*Directions:*
Tally the lines below that include the string "true". Reply with the total only.

Records from a data collection:
[Start of section]

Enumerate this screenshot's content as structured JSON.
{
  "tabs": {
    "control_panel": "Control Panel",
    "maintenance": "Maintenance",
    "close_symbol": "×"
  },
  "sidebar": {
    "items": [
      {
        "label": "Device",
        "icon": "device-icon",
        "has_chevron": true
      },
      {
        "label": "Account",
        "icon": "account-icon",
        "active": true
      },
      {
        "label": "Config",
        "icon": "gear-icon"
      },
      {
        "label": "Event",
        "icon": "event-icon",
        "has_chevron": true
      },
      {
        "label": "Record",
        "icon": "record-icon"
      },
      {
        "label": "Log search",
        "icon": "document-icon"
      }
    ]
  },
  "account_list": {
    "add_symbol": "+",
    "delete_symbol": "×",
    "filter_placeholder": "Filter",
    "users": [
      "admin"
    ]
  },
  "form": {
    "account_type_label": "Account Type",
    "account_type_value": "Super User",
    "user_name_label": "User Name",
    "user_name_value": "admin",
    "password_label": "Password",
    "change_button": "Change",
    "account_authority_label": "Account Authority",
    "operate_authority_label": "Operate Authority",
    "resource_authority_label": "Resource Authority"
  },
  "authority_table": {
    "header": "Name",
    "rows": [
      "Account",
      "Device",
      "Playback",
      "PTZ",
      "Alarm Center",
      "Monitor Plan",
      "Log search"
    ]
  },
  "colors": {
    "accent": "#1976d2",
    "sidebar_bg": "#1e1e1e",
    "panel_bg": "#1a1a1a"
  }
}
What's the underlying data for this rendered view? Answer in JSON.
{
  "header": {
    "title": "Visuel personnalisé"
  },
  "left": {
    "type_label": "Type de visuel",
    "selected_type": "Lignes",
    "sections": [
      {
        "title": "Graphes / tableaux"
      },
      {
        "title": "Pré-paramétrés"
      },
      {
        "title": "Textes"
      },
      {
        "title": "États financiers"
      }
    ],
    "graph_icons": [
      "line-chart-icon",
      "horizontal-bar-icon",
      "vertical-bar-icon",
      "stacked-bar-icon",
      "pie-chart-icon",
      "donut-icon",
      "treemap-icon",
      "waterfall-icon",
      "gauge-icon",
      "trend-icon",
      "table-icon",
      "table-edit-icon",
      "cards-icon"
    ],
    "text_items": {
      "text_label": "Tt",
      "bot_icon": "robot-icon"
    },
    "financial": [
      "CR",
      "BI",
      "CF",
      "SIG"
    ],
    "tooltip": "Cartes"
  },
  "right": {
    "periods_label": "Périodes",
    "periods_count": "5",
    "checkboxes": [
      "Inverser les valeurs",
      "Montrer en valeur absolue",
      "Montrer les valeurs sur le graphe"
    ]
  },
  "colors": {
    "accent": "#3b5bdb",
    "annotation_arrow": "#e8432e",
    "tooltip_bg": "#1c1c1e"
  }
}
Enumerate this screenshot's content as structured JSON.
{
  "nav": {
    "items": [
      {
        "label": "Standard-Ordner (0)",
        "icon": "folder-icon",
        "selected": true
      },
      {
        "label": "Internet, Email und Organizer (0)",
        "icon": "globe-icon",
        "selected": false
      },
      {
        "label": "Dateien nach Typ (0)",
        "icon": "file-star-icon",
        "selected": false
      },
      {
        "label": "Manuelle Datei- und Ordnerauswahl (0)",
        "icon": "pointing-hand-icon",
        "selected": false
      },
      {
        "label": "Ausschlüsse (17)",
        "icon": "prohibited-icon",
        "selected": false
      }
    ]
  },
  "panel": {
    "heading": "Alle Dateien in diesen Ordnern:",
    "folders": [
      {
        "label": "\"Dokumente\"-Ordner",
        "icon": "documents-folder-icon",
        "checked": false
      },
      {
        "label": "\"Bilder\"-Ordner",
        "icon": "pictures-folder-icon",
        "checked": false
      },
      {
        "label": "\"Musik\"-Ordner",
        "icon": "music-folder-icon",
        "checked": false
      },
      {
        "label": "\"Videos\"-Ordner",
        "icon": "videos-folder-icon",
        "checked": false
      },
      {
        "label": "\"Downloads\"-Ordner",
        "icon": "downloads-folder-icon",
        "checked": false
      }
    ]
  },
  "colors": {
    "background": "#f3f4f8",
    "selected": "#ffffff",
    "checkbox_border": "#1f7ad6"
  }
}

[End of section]

*Task solution:*
4